FAYETTEVILLE -- Christina Drale has been approved by the University of Arkansas board of trustees to serve for a two-year period as chancellor for the University of Arkansas at Little Rock.
The decision Thursday gives her time to dive into "the really hard work that we have ahead of us," said Drale, 61, a California native turned UALR insider after being at the campus for 13 years.
Enrollment declines this fall are causing the campus to face a larger-than-projected budget shortfall.
Drale takes over from Andrew Rogerson, who in 2017 vowed to turn around years of sliding enrollment but earlier this month resigned suddenly as chancellor after about three years on the job.
Preliminary numbers provided by UALR show a 7% decrease in undergraduate students for the fall semester, to 6,541 from 7,041 a year earlier, and a 16% decline in graduate students, to 1,517 from 1,806. Other large schools in Arkansas have also reported some declines in enrollment this fall.
University of Arkansas System President Donald Bobbitt on Sept. 4 named Drale as acting chancellor. She stepped up from her role as interim executive vice chancellor and provost, a title she had held since October.
The board of trustees, at a meeting in Fayetteville, approved Drale as chancellor at an annual salary to be set at a maximum of $350,000.
On the Little Rock campus, people "are ready to roll up their sleeves and work," Drale said. "They believe in this institution."
UALR "serves a type of student that needs that opportunity for a good, quality four-year institution in their neighborhood, in a place where they don't have to quit their job, where they don't have to stop everything they're doing," Drale said.
Already as chancellor, she said she has heard support from people on campus and also in the community.
"They want UALR to be their university. They want it to be successful, and they want to help. They want to be part of it," Drale said.
Amanda Nolen, an education professor and president of the UALR faculty senate, said faculty members met with Bobbitt to express their desire to have someone from within UALR step up to replace Rogerson, who arrived from Sonoma State University in California.
"The issue that is front and center for all of us is enrollment, both from a recruitment perspective but also from a student retention perspective," Nolen said.
She said faculty members sent a memo to Bobbitt on Aug. 30, the same day Rogerson announced his resignation, to say that an internal candidate would work best to immediately step up as chancellor.
"We don't have the luxury of time for someone external to come in and figure it out," Nolen said.

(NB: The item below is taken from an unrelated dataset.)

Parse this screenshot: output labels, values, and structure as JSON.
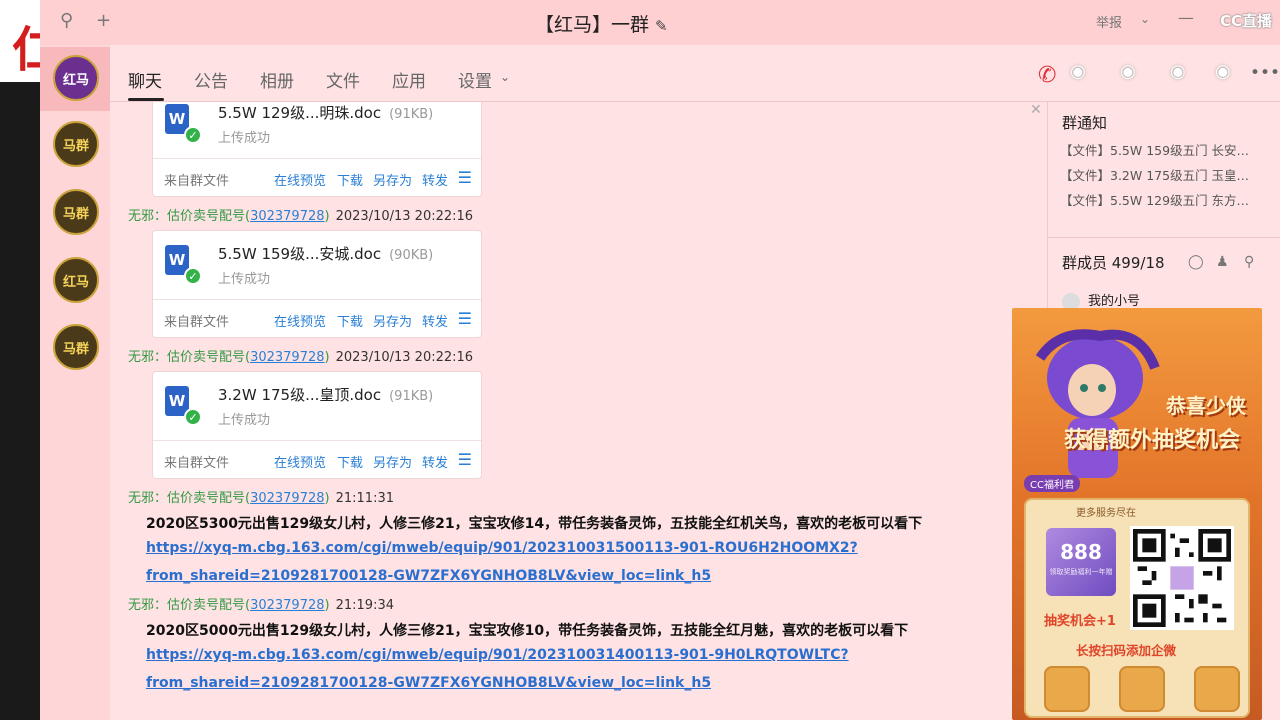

Nolen said Drale has worked well with faculty members in the past.
"I think what makes her so effective is that you feel like she's being authentic with you," Nolen said.
Asked to describe herself, Drale said her leadership style is well-known to others on campus.
"They'd probably say I'm not a flamboyant person. I'm not a hand-waver, that I'm kind of a quiet leader," Drale said.
Her style is "to be very focused on the priorities, on the strategies and on getting the people together that need to make things happen," Drale said.
Cecilia Orphan, an assistant professor of higher education at the University of Denver, said UALR could be described as a regional comprehensive university.
This category of schools faces different challenges than a "flagship" school like the University of Arkansas, Fayetteville, Orphan said. A school like UA "has multiple revenue streams," which include government grants to do high-level research and money from alumni donors.
"These regional [universities] don't have those kinds of revenue streams they can draw on," Orphan said. She said the general declines in state funding for higher education can hit these schools hard.
Sometimes regional comprehensive universities feel "internal pressure" to "look like the flagship, even though they don't have endowments that are as large, and they don't have as many revenue streams come in," Orphan said.
Nolen said UALR should "leverage our capability of catering to the nontraditional student."
Drale said UALR has lots of students who enroll after time in the military or having children.
When UALR enrolls those students, "We are there to make sure that we offer the best opportunity that we can for them," Drale said.
Drale called it "somewhat unusual to appoint someone as chancellor without a search," and that she expects that "probably before two years are up, we will be looking at how things are going."
But if an appointment is only for a year, "it's really hard to get people behind an initiative that's going to take longer than a year," Drale said. "And so they wanted to make sure that they had somebody that people could get behind, and that they knew that person was going to be there at least a couple of years in that position."
She called it a "possibility" that she would be interested in continuing beyond the two years. Drale said she does not plan to live in the UALR chancellor's residence, with the building to be used for events.
Drale said she is originally from Los Angeles. She earned a doctorate in sociology from the University of California, San Diego, where she also earned her bachelor's degree, in communications, and a master's degree in sociology.
The announcement from the University of Arkansas System stated that Drale will be responsible for finding a new executive vice chancellor and provost.
"Dr. Drale is widely respected on campus and is equipped with the necessary skillset to guide UA Little Rock through the challenges it currently faces and help solidify its unique standing as a comprehensive metropolitan university serving our Capital City and the entire state," Bobbitt said in a statement.
The University of Arkansas board of trustees holds its meeting Thursday in Fayetteville. More photos are available at arkansasonline.com/913meeting/
Metro on 09/13/2019